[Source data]
-- -- --

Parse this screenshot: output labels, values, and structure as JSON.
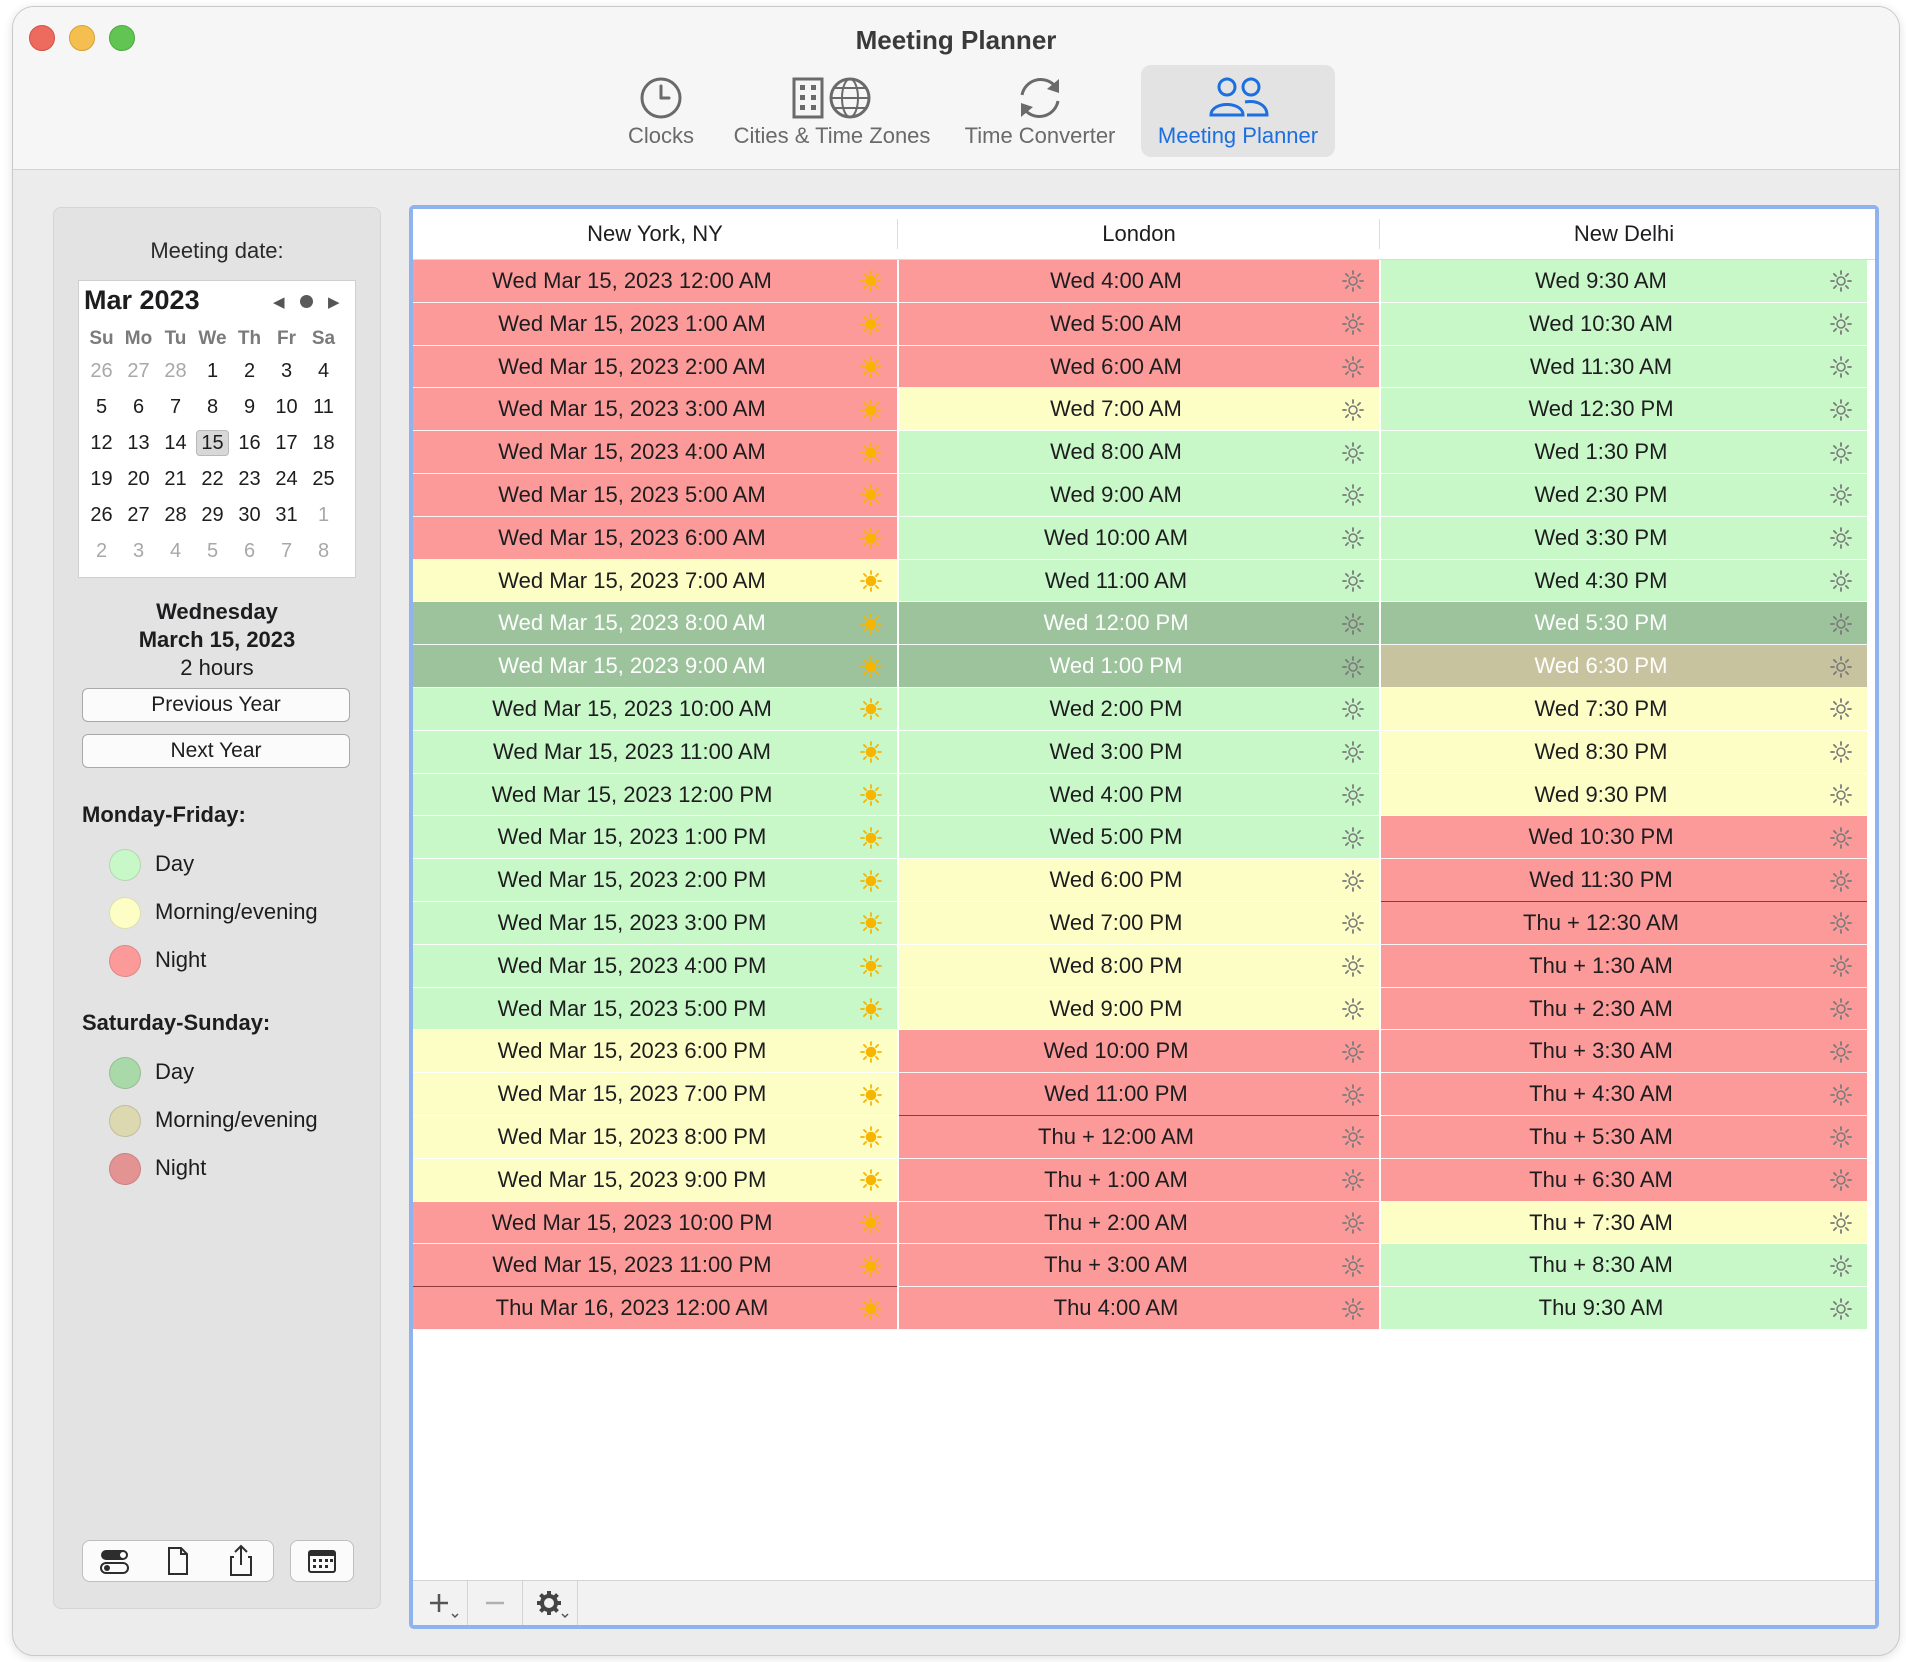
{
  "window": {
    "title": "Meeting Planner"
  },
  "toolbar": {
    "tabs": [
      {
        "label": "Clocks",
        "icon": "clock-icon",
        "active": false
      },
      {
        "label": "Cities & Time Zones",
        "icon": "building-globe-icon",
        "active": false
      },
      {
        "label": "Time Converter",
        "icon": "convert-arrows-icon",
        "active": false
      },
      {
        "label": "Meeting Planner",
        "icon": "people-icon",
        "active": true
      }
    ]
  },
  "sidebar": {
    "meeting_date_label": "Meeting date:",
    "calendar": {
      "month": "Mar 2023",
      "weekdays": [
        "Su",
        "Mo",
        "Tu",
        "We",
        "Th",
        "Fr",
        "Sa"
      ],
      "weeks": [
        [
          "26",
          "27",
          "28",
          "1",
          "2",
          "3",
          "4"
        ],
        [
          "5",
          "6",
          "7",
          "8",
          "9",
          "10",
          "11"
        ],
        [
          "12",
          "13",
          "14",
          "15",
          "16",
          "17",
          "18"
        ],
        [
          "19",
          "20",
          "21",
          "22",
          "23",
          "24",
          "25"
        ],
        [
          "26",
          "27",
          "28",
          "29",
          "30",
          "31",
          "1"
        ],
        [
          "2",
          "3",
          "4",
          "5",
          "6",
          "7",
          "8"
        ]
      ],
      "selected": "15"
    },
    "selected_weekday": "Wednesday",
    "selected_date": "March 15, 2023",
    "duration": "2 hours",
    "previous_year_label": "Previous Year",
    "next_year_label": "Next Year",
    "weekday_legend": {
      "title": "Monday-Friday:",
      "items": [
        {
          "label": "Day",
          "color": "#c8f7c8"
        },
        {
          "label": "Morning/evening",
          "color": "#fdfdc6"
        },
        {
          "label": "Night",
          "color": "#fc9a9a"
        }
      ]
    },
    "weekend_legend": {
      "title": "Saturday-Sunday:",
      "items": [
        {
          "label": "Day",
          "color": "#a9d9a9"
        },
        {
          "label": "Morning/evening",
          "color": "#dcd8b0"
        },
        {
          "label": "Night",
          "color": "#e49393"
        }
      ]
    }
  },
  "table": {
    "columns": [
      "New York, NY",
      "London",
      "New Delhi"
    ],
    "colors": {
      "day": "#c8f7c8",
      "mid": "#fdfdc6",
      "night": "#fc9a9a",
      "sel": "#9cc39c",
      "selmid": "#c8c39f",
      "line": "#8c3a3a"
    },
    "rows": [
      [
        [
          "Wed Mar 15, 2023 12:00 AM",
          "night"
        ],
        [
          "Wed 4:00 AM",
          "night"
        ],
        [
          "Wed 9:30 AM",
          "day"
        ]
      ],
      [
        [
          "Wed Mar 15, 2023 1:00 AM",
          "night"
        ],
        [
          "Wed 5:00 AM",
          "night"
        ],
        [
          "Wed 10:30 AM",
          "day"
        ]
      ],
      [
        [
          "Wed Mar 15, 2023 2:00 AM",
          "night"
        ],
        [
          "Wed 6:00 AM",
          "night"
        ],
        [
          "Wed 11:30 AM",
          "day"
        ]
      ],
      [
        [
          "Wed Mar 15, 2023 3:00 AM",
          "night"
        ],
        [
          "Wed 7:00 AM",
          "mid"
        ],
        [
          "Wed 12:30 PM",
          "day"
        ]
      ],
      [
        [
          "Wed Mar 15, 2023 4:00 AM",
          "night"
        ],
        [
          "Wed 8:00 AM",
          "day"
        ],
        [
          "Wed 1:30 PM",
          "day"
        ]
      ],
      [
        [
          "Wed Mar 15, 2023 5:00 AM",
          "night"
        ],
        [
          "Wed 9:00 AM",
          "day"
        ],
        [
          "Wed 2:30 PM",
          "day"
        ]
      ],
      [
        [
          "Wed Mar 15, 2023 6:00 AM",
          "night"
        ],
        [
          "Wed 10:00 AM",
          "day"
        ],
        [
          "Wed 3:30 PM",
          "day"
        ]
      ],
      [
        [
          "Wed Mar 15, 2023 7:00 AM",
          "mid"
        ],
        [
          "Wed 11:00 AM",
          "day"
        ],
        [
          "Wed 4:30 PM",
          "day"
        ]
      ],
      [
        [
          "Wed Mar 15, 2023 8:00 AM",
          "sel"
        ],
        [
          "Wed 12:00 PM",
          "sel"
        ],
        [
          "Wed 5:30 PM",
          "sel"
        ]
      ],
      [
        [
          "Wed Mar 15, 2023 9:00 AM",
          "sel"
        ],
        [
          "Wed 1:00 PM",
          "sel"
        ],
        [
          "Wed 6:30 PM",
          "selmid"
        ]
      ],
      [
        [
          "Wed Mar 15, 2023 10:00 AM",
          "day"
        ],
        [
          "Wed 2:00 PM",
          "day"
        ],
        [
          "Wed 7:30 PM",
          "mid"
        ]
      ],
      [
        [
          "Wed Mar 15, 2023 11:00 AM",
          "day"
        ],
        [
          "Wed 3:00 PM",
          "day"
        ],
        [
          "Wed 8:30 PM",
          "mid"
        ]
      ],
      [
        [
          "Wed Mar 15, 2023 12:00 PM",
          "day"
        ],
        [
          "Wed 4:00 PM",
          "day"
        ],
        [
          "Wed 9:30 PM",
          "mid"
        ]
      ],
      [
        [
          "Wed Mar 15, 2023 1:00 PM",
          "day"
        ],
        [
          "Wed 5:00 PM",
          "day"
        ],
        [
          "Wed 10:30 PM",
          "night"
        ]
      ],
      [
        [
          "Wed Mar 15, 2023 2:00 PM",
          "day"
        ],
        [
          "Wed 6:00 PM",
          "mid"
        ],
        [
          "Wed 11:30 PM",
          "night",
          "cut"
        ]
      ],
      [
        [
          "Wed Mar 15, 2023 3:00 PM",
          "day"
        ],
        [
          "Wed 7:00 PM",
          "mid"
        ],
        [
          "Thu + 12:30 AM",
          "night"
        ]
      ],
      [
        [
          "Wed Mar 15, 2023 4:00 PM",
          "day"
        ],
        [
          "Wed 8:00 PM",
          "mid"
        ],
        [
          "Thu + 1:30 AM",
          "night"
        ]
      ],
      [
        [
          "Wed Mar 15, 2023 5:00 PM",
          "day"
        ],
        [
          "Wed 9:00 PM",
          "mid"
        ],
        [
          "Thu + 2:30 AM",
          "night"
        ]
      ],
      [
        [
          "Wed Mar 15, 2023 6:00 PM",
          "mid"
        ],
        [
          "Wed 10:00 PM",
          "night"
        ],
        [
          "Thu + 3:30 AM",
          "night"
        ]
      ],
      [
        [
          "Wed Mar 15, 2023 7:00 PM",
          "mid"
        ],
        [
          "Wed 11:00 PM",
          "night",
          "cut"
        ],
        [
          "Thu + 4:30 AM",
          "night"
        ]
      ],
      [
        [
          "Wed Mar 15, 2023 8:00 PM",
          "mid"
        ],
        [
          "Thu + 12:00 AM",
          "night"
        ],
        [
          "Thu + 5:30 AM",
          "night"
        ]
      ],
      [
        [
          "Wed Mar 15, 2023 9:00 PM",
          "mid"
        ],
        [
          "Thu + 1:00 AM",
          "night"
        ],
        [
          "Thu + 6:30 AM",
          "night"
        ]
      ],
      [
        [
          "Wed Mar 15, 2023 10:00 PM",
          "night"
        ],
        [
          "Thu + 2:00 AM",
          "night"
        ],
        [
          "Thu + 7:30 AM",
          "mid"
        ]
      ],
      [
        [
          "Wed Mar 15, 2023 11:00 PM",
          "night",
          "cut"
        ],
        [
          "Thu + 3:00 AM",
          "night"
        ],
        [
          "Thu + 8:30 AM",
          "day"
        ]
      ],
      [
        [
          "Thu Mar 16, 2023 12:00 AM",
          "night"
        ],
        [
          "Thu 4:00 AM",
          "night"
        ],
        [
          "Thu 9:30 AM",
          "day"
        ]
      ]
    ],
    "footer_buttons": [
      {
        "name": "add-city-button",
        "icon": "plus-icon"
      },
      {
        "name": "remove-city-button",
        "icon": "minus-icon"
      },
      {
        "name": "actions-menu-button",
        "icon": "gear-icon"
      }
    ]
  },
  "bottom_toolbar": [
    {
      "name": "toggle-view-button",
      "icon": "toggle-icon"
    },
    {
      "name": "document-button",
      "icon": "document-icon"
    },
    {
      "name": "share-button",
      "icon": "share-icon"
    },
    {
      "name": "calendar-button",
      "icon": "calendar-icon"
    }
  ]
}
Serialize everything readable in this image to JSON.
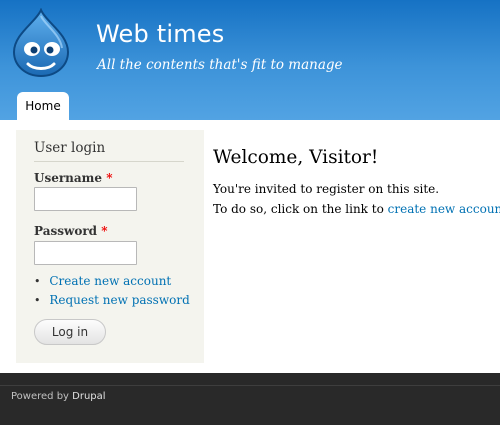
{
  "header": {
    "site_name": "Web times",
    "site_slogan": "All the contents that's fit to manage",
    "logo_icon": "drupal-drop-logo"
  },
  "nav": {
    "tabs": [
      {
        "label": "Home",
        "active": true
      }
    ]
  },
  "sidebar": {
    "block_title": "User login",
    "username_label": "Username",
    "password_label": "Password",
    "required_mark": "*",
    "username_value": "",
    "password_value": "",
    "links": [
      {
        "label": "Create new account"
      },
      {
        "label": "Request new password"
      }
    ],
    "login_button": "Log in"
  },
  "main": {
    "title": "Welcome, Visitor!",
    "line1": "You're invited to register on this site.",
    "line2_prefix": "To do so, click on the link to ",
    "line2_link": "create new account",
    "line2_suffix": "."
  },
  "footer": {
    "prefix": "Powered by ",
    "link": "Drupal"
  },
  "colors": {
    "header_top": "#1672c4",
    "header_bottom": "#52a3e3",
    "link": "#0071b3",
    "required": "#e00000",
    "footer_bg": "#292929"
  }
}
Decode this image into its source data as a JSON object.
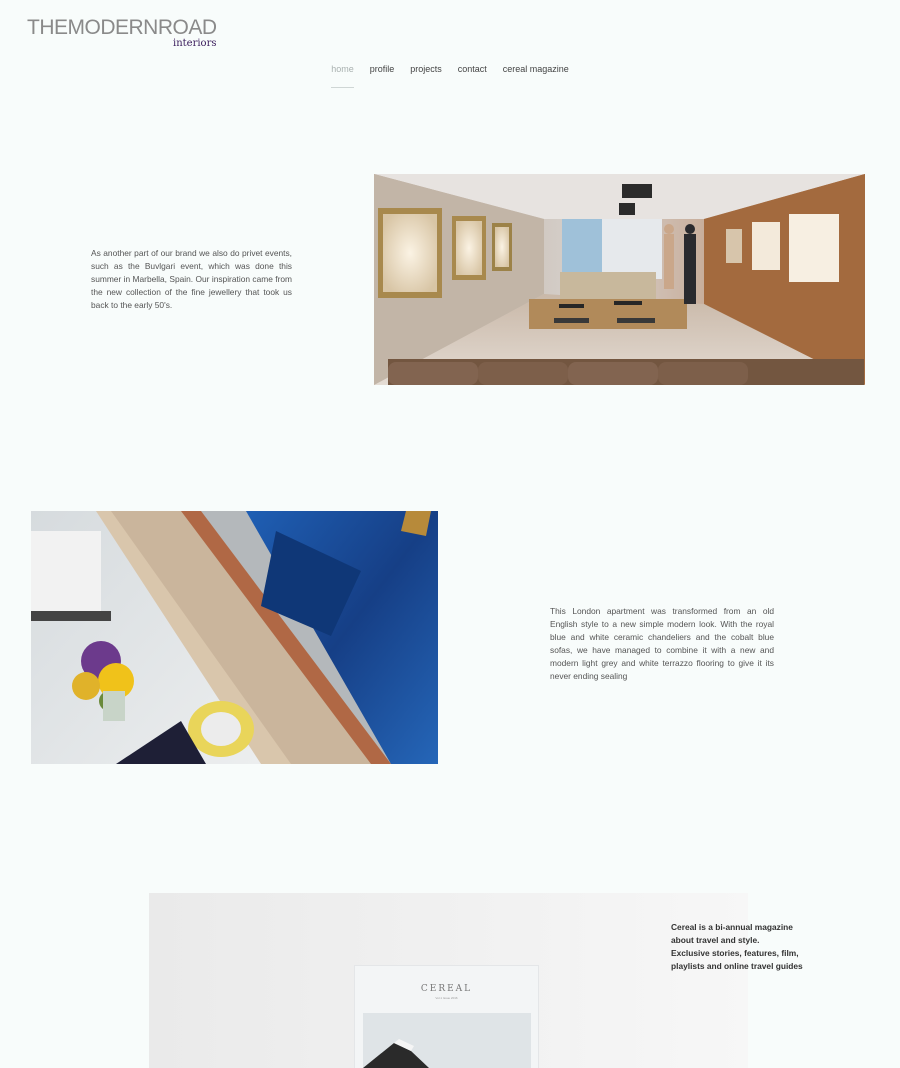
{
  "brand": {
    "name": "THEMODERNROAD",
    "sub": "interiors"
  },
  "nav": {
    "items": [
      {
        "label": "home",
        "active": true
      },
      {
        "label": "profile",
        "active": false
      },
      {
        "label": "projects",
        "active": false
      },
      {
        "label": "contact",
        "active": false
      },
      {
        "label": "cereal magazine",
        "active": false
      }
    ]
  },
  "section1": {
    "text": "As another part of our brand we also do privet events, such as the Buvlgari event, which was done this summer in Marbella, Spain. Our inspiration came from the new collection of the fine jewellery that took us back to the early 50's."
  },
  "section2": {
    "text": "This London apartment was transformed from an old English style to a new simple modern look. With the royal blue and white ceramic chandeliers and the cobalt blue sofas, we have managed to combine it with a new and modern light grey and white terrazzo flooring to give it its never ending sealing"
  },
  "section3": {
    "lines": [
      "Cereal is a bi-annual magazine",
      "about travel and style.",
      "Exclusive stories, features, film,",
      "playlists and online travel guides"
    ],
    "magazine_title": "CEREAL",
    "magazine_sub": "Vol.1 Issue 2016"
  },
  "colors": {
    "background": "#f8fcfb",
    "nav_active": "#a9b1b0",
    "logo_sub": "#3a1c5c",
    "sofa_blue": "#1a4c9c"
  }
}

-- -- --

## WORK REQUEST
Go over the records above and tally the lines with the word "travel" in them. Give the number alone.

## SOLUTION FOR THIS EXERCISE
2